Your objective —
Write out every entry exactly as it appears.

::::::::

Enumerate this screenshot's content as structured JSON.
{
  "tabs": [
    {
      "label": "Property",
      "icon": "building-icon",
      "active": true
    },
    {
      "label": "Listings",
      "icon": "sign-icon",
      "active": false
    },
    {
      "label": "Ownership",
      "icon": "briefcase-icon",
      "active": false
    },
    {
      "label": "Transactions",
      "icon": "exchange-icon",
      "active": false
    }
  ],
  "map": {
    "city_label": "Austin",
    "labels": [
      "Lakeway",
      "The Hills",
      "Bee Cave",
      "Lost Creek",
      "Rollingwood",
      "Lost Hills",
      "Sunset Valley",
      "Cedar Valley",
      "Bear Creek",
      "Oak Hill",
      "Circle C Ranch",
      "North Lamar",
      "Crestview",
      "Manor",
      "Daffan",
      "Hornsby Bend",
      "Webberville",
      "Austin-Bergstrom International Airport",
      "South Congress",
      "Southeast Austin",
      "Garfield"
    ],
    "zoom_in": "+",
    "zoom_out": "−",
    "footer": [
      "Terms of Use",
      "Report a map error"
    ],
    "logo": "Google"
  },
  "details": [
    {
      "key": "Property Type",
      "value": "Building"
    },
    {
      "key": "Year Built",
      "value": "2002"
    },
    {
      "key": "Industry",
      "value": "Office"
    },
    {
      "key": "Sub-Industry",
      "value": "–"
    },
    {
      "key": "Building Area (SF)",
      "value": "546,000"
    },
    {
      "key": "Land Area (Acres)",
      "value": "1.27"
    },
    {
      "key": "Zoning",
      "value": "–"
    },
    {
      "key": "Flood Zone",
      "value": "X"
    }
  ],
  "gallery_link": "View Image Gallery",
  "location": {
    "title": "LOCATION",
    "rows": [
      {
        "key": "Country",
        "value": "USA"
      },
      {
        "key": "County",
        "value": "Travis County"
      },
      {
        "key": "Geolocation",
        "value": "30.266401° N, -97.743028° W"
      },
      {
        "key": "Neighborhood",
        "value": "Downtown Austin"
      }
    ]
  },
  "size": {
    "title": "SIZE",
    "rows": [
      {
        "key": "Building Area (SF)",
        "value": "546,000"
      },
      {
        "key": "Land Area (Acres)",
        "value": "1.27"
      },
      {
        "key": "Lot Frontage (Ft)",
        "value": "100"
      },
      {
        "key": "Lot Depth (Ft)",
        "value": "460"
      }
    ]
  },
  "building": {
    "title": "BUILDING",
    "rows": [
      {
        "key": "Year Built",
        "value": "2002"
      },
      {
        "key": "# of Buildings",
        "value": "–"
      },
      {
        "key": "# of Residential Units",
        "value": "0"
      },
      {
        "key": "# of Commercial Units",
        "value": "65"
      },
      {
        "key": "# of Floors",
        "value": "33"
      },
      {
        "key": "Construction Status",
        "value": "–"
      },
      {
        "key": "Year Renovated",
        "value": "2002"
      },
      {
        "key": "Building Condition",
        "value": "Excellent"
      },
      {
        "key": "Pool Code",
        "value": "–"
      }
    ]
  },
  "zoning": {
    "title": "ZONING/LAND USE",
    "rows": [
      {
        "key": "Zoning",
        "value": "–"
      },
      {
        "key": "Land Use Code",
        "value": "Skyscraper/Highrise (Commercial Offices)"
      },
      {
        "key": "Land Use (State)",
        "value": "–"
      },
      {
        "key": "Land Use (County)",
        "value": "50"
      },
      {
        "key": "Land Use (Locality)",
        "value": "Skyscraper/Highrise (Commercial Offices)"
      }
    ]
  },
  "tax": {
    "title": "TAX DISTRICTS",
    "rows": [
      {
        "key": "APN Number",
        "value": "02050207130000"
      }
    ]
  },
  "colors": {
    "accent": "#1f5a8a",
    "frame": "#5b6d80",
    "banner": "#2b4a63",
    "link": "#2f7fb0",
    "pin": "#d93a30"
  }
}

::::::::

Reply —
Enumerate this screenshot's content as structured JSON.
{
  "tabs": [
    {
      "label": "Property",
      "icon": "building-icon",
      "active": true
    },
    {
      "label": "Listings",
      "icon": "sign-icon",
      "active": false
    },
    {
      "label": "Ownership",
      "icon": "briefcase-icon",
      "active": false
    },
    {
      "label": "Transactions",
      "icon": "exchange-icon",
      "active": false
    }
  ],
  "map": {
    "city_label": "Austin",
    "labels": [
      "Lakeway",
      "The Hills",
      "Bee Cave",
      "Lost Creek",
      "Rollingwood",
      "Lost Hills",
      "Sunset Valley",
      "Cedar Valley",
      "Bear Creek",
      "Oak Hill",
      "Circle C Ranch",
      "North Lamar",
      "Crestview",
      "Manor",
      "Daffan",
      "Hornsby Bend",
      "Webberville",
      "Austin-Bergstrom International Airport",
      "South Congress",
      "Southeast Austin",
      "Garfield"
    ],
    "zoom_in": "+",
    "zoom_out": "−",
    "footer": [
      "Terms of Use",
      "Report a map error"
    ],
    "logo": "Google"
  },
  "details": [
    {
      "key": "Property Type",
      "value": "Building"
    },
    {
      "key": "Year Built",
      "value": "2002"
    },
    {
      "key": "Industry",
      "value": "Office"
    },
    {
      "key": "Sub-Industry",
      "value": "–"
    },
    {
      "key": "Building Area (SF)",
      "value": "546,000"
    },
    {
      "key": "Land Area (Acres)",
      "value": "1.27"
    },
    {
      "key": "Zoning",
      "value": "–"
    },
    {
      "key": "Flood Zone",
      "value": "X"
    }
  ],
  "gallery_link": "View Image Gallery",
  "location": {
    "title": "LOCATION",
    "rows": [
      {
        "key": "Country",
        "value": "USA"
      },
      {
        "key": "County",
        "value": "Travis County"
      },
      {
        "key": "Geolocation",
        "value": "30.266401° N, -97.743028° W"
      },
      {
        "key": "Neighborhood",
        "value": "Downtown Austin"
      }
    ]
  },
  "size": {
    "title": "SIZE",
    "rows": [
      {
        "key": "Building Area (SF)",
        "value": "546,000"
      },
      {
        "key": "Land Area (Acres)",
        "value": "1.27"
      },
      {
        "key": "Lot Frontage (Ft)",
        "value": "100"
      },
      {
        "key": "Lot Depth (Ft)",
        "value": "460"
      }
    ]
  },
  "building": {
    "title": "BUILDING",
    "rows": [
      {
        "key": "Year Built",
        "value": "2002"
      },
      {
        "key": "# of Buildings",
        "value": "–"
      },
      {
        "key": "# of Residential Units",
        "value": "0"
      },
      {
        "key": "# of Commercial Units",
        "value": "65"
      },
      {
        "key": "# of Floors",
        "value": "33"
      },
      {
        "key": "Construction Status",
        "value": "–"
      },
      {
        "key": "Year Renovated",
        "value": "2002"
      },
      {
        "key": "Building Condition",
        "value": "Excellent"
      },
      {
        "key": "Pool Code",
        "value": "–"
      }
    ]
  },
  "zoning": {
    "title": "ZONING/LAND USE",
    "rows": [
      {
        "key": "Zoning",
        "value": "–"
      },
      {
        "key": "Land Use Code",
        "value": "Skyscraper/Highrise (Commercial Offices)"
      },
      {
        "key": "Land Use (State)",
        "value": "–"
      },
      {
        "key": "Land Use (County)",
        "value": "50"
      },
      {
        "key": "Land Use (Locality)",
        "value": "Skyscraper/Highrise (Commercial Offices)"
      }
    ]
  },
  "tax": {
    "title": "TAX DISTRICTS",
    "rows": [
      {
        "key": "APN Number",
        "value": "02050207130000"
      }
    ]
  },
  "colors": {
    "accent": "#1f5a8a",
    "frame": "#5b6d80",
    "banner": "#2b4a63",
    "link": "#2f7fb0",
    "pin": "#d93a30"
  }
}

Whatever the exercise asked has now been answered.